* [Available data]
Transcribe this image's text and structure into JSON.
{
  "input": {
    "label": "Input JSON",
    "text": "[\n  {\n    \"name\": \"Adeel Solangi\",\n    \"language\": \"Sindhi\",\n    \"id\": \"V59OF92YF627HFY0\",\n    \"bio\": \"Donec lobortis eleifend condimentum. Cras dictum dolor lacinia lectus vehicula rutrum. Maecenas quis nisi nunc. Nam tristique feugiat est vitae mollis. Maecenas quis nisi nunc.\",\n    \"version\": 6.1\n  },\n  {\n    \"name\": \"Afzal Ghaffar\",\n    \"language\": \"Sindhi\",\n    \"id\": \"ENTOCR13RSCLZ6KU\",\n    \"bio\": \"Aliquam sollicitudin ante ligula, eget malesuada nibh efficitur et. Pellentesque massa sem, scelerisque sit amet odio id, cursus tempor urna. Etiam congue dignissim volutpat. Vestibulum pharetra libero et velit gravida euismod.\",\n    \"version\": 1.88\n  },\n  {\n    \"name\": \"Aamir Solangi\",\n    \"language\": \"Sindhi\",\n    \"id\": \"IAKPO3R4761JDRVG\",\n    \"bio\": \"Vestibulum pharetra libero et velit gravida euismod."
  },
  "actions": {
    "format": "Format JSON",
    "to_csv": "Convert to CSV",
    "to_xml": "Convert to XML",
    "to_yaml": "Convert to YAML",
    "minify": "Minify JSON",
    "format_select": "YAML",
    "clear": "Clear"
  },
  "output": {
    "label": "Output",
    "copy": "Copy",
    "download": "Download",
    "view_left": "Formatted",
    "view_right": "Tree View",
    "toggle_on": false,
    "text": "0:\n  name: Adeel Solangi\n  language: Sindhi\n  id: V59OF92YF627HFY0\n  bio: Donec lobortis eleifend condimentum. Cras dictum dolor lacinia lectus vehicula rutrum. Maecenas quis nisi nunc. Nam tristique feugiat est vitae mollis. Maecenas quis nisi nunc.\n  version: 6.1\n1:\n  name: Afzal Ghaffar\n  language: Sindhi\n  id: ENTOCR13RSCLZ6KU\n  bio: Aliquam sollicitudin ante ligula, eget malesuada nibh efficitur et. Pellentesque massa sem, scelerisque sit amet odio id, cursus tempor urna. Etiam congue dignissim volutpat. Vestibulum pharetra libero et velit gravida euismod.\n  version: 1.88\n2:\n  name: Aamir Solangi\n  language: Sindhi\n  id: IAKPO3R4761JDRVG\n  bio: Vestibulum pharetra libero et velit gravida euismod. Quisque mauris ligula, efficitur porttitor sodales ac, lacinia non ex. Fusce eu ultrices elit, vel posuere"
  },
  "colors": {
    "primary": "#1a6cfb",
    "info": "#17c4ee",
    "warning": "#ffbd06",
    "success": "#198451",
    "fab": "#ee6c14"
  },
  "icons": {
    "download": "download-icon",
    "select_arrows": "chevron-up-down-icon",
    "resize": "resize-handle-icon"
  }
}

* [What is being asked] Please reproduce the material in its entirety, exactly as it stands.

* [Reply to the task]
Transcribe this image's text and structure into JSON.
{
  "input": {
    "label": "Input JSON",
    "text": "[\n  {\n    \"name\": \"Adeel Solangi\",\n    \"language\": \"Sindhi\",\n    \"id\": \"V59OF92YF627HFY0\",\n    \"bio\": \"Donec lobortis eleifend condimentum. Cras dictum dolor lacinia lectus vehicula rutrum. Maecenas quis nisi nunc. Nam tristique feugiat est vitae mollis. Maecenas quis nisi nunc.\",\n    \"version\": 6.1\n  },\n  {\n    \"name\": \"Afzal Ghaffar\",\n    \"language\": \"Sindhi\",\n    \"id\": \"ENTOCR13RSCLZ6KU\",\n    \"bio\": \"Aliquam sollicitudin ante ligula, eget malesuada nibh efficitur et. Pellentesque massa sem, scelerisque sit amet odio id, cursus tempor urna. Etiam congue dignissim volutpat. Vestibulum pharetra libero et velit gravida euismod.\",\n    \"version\": 1.88\n  },\n  {\n    \"name\": \"Aamir Solangi\",\n    \"language\": \"Sindhi\",\n    \"id\": \"IAKPO3R4761JDRVG\",\n    \"bio\": \"Vestibulum pharetra libero et velit gravida euismod."
  },
  "actions": {
    "format": "Format JSON",
    "to_csv": "Convert to CSV",
    "to_xml": "Convert to XML",
    "to_yaml": "Convert to YAML",
    "minify": "Minify JSON",
    "format_select": "YAML",
    "clear": "Clear"
  },
  "output": {
    "label": "Output",
    "copy": "Copy",
    "download": "Download",
    "view_left": "Formatted",
    "view_right": "Tree View",
    "toggle_on": false,
    "text": "0:\n  name: Adeel Solangi\n  language: Sindhi\n  id: V59OF92YF627HFY0\n  bio: Donec lobortis eleifend condimentum. Cras dictum dolor lacinia lectus vehicula rutrum. Maecenas quis nisi nunc. Nam tristique feugiat est vitae mollis. Maecenas quis nisi nunc.\n  version: 6.1\n1:\n  name: Afzal Ghaffar\n  language: Sindhi\n  id: ENTOCR13RSCLZ6KU\n  bio: Aliquam sollicitudin ante ligula, eget malesuada nibh efficitur et. Pellentesque massa sem, scelerisque sit amet odio id, cursus tempor urna. Etiam congue dignissim volutpat. Vestibulum pharetra libero et velit gravida euismod.\n  version: 1.88\n2:\n  name: Aamir Solangi\n  language: Sindhi\n  id: IAKPO3R4761JDRVG\n  bio: Vestibulum pharetra libero et velit gravida euismod. Quisque mauris ligula, efficitur porttitor sodales ac, lacinia non ex. Fusce eu ultrices elit, vel posuere"
  },
  "colors": {
    "primary": "#1a6cfb",
    "info": "#17c4ee",
    "warning": "#ffbd06",
    "success": "#198451",
    "fab": "#ee6c14"
  },
  "icons": {
    "download": "download-icon",
    "select_arrows": "chevron-up-down-icon",
    "resize": "resize-handle-icon"
  }
}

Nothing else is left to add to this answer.